The B.B.C. does not put out a controversial programme, or one on a controversial subject of this kind, with its coat trailing and inviting it to be trodden on by those who look for flaws in the case. Mistakes—yes. I do not suppose for a moment that the right hon. Gentleman would claim that a mistake, even by the B.B.C., whose standards are so high, should be impossible. Reference to the words "years of subsidy" is a slip of the tongue or pen such as could happen to anyone. I hope the House will accept my assurance that it is so.

Mr. G. Thomas

It is a history lesson.

Mr. Thompson

The hon. Member has some experience in teaching, and I should have thought that he would, with the modesty that we all admire in him, have been the last person to claim that it was impossible for a teacher to make a mistake. The B.B.C. does not rely only on the spoken word that goes out over the radio. The radio programme is only part of the lesson, and the lesson itself is supported and aided by the documents to which the right hon. Gentleman referred, which do not fill in the background but are intended to guide the teacher of the class to seek the rest of the story and prepare to tell it properly.

So far as we can discover, the schools broadcasts are listened to by very large numbers of schools and are enthusiastically received with practically a complete absence of complaint on grounds of partiality. The debate tonight is almost the first example that is known to the B.B.C. of a charge of positive partiality being directed against it in a matter of this kind.

I very much hope that the House will allow me to conclude by saying that I hope the confidence of the Governors of the B.B.C. in putting out this kind of programme will not be in any way deterred or inhibited by the things which have been said tonight, and I hope they will accept the assurance, from one who has now gone into it with great care and at great length, that I am satisfied that they do their best.

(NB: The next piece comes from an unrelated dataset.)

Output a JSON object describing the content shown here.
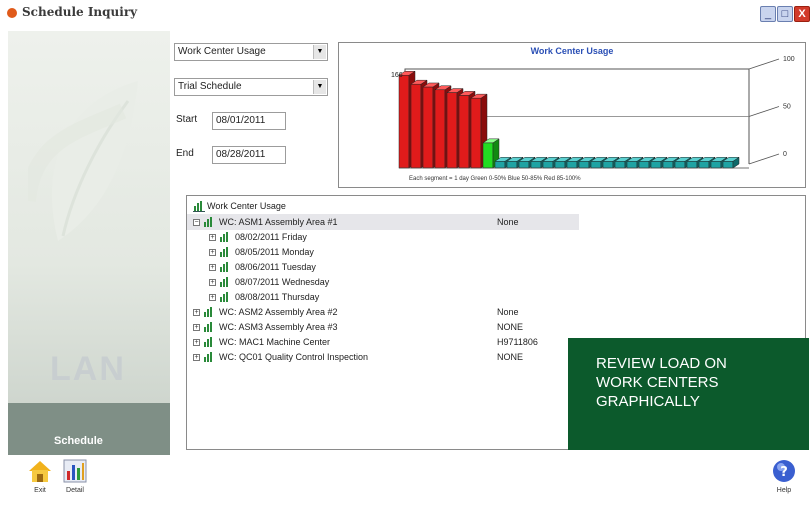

The Question having been proposed after Ten o'clock and the debate having continued for half an hour, Mr. SPEAKER adjourned the House without Question put, pursuant to the Standing Order.

Adjourned at twenty-two minutes past Eleven o'clock.